Adding lots of LED's together

I was just wondering how you are able to get more LED's than pins to work on the Arduino Uno without scrolling through thousands of topics?

Cheers

mitchK:
I was just wondering how you are able to get more LED's than pins to work on the Arduino Uno without scrolling through thousands of topics?

Dunno.

Depends what you actually mean by "more LED's than pins".

It also depends on exactly what you mean by to work , is that fade up and down or switch on and off?

switch on and off and how to multiplex

mitchK:
switch on and off and how to multiplex

You're going to have to be a bit more forthcoming about what you want to do, otherwise the answers are going to be equally short!
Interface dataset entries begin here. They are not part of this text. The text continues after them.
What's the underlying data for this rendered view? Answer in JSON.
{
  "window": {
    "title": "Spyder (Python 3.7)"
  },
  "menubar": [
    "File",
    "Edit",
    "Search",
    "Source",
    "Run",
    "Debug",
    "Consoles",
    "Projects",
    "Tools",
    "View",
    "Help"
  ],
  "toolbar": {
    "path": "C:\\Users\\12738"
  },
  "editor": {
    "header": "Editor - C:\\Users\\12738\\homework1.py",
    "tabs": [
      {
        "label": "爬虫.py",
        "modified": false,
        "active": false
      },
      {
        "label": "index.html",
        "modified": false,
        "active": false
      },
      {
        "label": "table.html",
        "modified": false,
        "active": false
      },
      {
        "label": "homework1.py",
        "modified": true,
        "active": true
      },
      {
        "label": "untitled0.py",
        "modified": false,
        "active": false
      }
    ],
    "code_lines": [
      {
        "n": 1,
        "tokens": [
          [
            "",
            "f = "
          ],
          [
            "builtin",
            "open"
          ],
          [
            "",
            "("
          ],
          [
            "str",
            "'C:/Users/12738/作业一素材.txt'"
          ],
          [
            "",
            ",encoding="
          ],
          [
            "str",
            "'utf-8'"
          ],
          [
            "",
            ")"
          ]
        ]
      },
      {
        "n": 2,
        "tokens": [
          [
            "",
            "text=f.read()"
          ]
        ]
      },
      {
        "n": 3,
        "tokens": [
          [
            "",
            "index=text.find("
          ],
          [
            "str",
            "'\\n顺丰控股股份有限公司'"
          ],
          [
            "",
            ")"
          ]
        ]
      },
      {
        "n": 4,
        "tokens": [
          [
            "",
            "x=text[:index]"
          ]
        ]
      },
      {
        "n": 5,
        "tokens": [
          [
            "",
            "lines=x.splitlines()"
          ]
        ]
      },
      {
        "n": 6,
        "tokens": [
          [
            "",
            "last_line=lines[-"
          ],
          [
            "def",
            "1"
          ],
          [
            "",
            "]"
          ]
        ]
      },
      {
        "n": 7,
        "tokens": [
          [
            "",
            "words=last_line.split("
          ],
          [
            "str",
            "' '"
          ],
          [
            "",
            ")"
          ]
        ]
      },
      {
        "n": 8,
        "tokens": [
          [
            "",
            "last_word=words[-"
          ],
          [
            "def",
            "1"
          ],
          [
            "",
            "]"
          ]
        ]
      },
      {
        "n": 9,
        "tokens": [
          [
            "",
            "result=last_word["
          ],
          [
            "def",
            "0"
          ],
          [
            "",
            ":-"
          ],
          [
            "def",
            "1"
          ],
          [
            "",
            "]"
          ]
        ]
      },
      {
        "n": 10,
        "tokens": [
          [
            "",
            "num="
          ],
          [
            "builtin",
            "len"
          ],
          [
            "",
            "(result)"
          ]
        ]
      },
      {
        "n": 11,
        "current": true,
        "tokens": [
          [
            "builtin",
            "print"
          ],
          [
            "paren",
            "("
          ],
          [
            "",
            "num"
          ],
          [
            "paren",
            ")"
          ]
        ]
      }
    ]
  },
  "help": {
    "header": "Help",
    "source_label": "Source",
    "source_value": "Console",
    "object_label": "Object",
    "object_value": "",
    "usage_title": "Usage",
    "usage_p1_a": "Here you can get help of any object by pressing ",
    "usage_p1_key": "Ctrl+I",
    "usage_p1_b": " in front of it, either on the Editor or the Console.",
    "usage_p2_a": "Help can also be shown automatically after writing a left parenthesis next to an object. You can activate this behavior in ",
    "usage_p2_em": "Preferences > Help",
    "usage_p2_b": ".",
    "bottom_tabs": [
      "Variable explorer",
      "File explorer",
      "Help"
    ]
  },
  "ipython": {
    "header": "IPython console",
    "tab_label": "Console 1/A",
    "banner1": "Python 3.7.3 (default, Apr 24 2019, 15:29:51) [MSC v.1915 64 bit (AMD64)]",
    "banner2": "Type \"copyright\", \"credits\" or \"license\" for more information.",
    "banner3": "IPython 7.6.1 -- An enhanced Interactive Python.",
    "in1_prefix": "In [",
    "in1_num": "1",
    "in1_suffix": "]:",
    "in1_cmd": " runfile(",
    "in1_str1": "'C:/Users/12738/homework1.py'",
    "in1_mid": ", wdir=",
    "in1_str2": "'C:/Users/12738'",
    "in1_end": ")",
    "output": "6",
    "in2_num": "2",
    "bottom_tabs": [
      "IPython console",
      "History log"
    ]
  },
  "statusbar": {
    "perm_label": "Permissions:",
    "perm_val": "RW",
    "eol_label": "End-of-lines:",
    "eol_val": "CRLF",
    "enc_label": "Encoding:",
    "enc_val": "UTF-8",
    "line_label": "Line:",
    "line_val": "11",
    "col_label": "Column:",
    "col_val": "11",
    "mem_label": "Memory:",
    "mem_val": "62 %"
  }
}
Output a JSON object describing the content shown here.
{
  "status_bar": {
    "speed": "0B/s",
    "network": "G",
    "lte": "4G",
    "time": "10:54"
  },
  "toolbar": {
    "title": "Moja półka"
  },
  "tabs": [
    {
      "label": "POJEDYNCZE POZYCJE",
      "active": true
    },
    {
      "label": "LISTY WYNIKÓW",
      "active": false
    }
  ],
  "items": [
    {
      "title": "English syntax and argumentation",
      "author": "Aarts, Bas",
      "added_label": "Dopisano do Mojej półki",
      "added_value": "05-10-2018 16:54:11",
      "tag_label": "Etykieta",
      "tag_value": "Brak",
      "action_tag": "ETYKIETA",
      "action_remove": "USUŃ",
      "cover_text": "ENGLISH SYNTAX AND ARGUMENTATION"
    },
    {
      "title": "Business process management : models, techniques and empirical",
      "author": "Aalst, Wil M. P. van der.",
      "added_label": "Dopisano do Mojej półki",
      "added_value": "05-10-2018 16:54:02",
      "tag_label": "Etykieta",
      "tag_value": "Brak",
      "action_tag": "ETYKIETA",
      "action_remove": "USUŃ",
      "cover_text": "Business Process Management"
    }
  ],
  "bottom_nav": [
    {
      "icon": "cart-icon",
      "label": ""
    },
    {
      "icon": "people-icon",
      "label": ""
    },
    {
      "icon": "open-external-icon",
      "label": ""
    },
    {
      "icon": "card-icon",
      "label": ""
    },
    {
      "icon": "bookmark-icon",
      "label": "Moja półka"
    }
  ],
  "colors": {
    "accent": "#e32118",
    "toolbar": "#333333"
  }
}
Do you want to learn how multiplexing works, or use it without having to know?

If the latter, use max7219 chips. They drive 64 leds each and you can add as many of them as you like (well, up to a point) to an Uno and still only use 3 Uno pins.

Paul

Or maybe you need more LEDs than you could fit in a matrix, in which case WS2812 or other individually addressable LEDs would be appropriate. These let you control hundreds of LEDs with one pin - but the refresh rate is limited (depending on the number of LEDs). Or you could use shift registers if for some reason that made more sense for your application. There are all sorts of ways to do this, depending on what your needs are.

Have a look for "charlieplex" in the Playground

JimboZA:
Have a look for "charlieplex" in the Playground

Considering he clearly doesn't even know what he wants in the first place, that is going to be right confusing! :astonished:

I was just wondering how it works!

mitchK:
I was just wondering how it works!

OK. In one sentence: by Multiplexing fast enough to achieve Persistence Of Vision.

Multiplexing means that not all the leds are lit at any instant in time. Only one group is lit and all the other groups are off. Then the first group goes off and a second group lights, and so on, until all the groups have had their turn. Do this fast enough, and the human eye thinks they are all on at once, because of Persistence of Vision.

http://www.adafruit.com/product/274